With an established presence throughout China’s “near seas” in East Asia and further abroad in the North Pacific on fishery patrols, the possibility of additional long-distance deployments by the CCG should be seen as a matter of when and not if. This is especially true in waters where Chinese interests and citizens are threatened but the cooperative look of the CCG’s white hulls presents a more appealing optic than the more confrontational appearance of China’s People’s Liberation Army Navy’s (PLAN) gray hulls. One such location is off the west coast of Latin America in the Eastern Pacific on counter-narcotic patrols due the increasing problem of illegal drugs from Latin America making their way across the Pacific to Chinese consumers.

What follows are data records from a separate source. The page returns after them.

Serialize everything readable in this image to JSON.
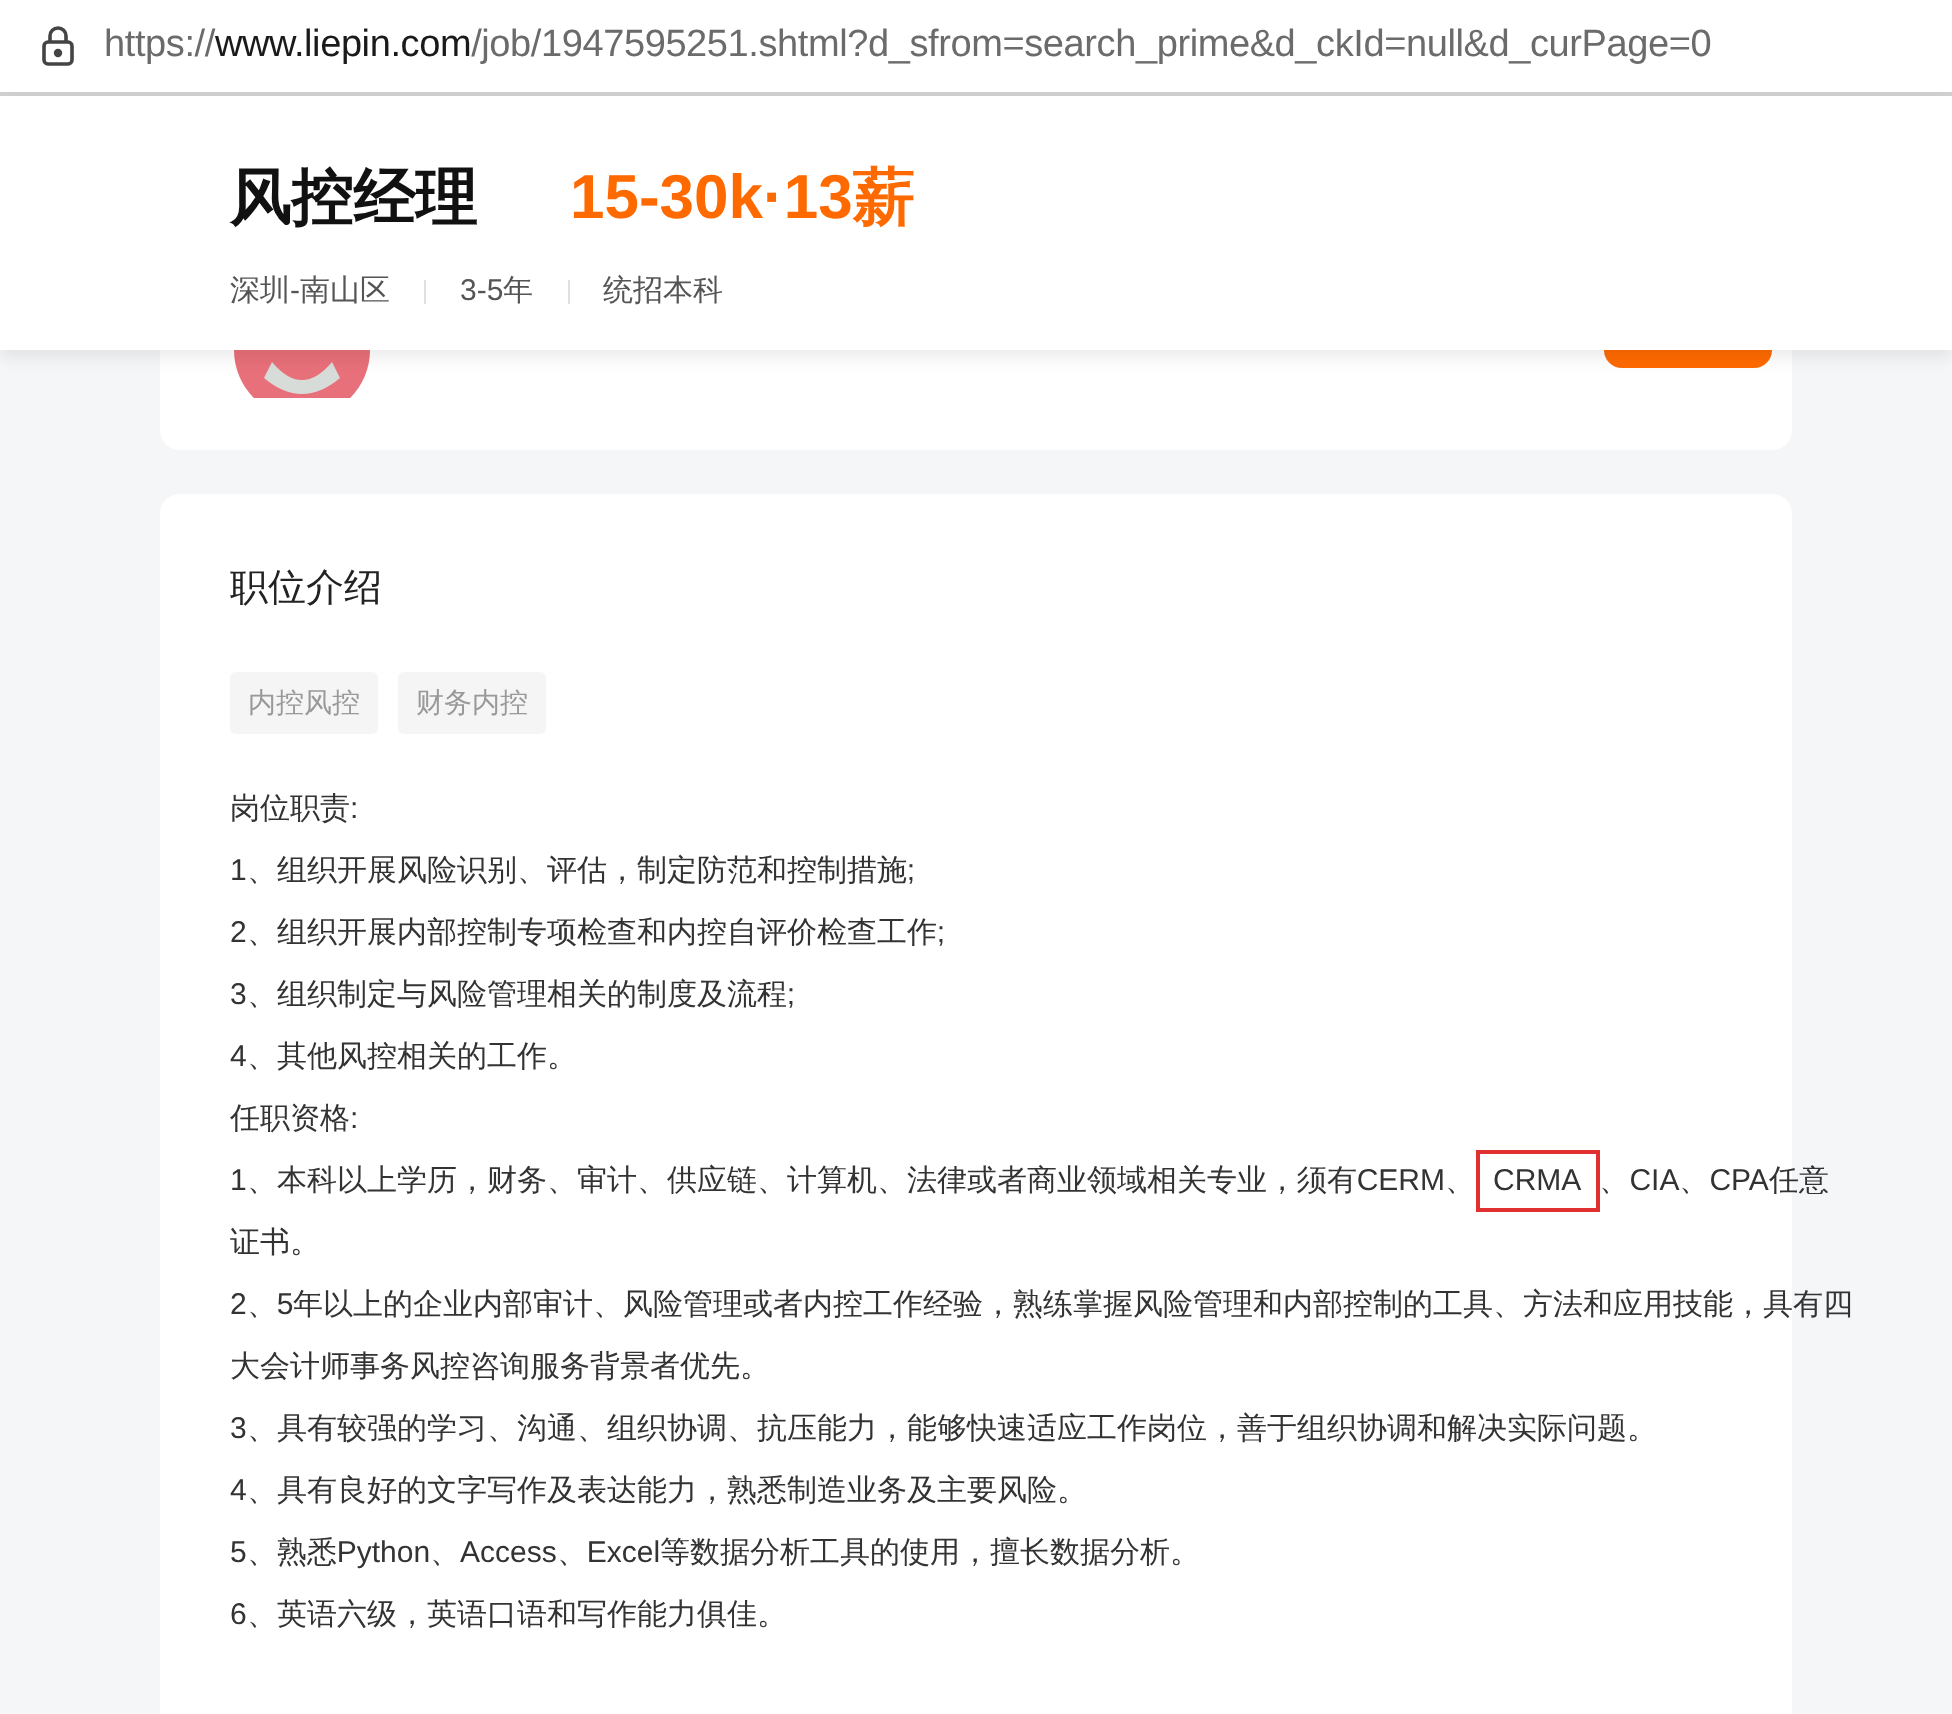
{
  "address_bar": {
    "url_scheme": "https://",
    "url_host": "www.liepin.com",
    "url_path": "/job/1947595251.shtml?d_sfrom=search_prime&d_ckId=null&d_curPage=0"
  },
  "job_header": {
    "title": "风控经理",
    "salary": "15-30k·13薪",
    "tags": [
      "深圳-南山区",
      "3-5年",
      "统招本科"
    ]
  },
  "section": {
    "heading": "职位介绍",
    "labels": [
      "内控风控",
      "财务内控"
    ],
    "lines": [
      {
        "kind": "plain",
        "text": "岗位职责:"
      },
      {
        "kind": "plain",
        "text": "1、组织开展风险识别、评估，制定防范和控制措施;"
      },
      {
        "kind": "plain",
        "text": "2、组织开展内部控制专项检查和内控自评价检查工作;"
      },
      {
        "kind": "plain",
        "text": "3、组织制定与风险管理相关的制度及流程;"
      },
      {
        "kind": "plain",
        "text": "4、其他风控相关的工作。"
      },
      {
        "kind": "plain",
        "text": "任职资格:"
      },
      {
        "kind": "highlight",
        "before": "1、本科以上学历，财务、审计、供应链、计算机、法律或者商业领域相关专业，须有CERM、",
        "highlighted": "CRMA",
        "after": "、CIA、CPA任意证书。"
      },
      {
        "kind": "plain",
        "text": "2、5年以上的企业内部审计、风险管理或者内控工作经验，熟练掌握风险管理和内部控制的工具、方法和应用技能，具有四大会计师事务风控咨询服务背景者优先。"
      },
      {
        "kind": "plain",
        "text": "3、具有较强的学习、沟通、组织协调、抗压能力，能够快速适应工作岗位，善于组织协调和解决实际问题。"
      },
      {
        "kind": "plain",
        "text": "4、具有良好的文字写作及表达能力，熟悉制造业务及主要风险。"
      },
      {
        "kind": "plain",
        "text": "5、熟悉Python、Access、Excel等数据分析工具的使用，擅长数据分析。"
      },
      {
        "kind": "plain",
        "text": "6、英语六级，英语口语和写作能力俱佳。"
      }
    ]
  }
}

The expansion and modernization of China’s maritime forces, in particular the PLAN, has received a great deal of attention. The PLAN is also the largest navy in the world with an overall battle force of over 360 ships, including more than 130 major surface combatants and more than 60 submarines along with its own aviation arm of more than 300 land-and sea-based fixed and rotary wing aircraft of all types. The PLAN is an increasingly modern and flexible force capable of conducting a wide range of peacetime and wartime missions at expanding distances from the Chinese mainland. From counter-piracy patrols in the Gulf of Aden, to hospital ship deployments to Latin America, to submarine patrols in the Indian Ocean, and long-range operations in the Central Pacific, the PLAN is an increasingly global force. It now operates in all of the U.S. Navy’s numbered fleet areas of responsibility in support of China’s expanding interests.
Matching the PLAN’s impressive modernization is the growth of the CCG. The modern CCG is the result of the 2013 consolidation of four legacy maritime law enforcement agencies. With a combination of the agencies’ older ships, repurposed PLAN ships, and increasingly new construction, the CCG has rapidly grown into the largest maritime law enforcement agency in the world. The white-hulled ships of the CCG are now a common sight throughout China’s “near seas” within the first island chain, particularly in contested waters near features such as Scarborough Reef, the Senkaku Islands, and Second Thomas Shoal as well as near foreign drilling rigs and survey operations. Backed up by the PLAN and the ships of China’s Maritime Militia, the CCG is Beijing’s tool of choice for intimidating rival maritime claimants throughout the region. However, with 140 ocean-going ships of 1000 tons or greater—including 60 ships of 2500 tons or greater—the CCG has more than enough capacity to expand its operations beyond regional waters.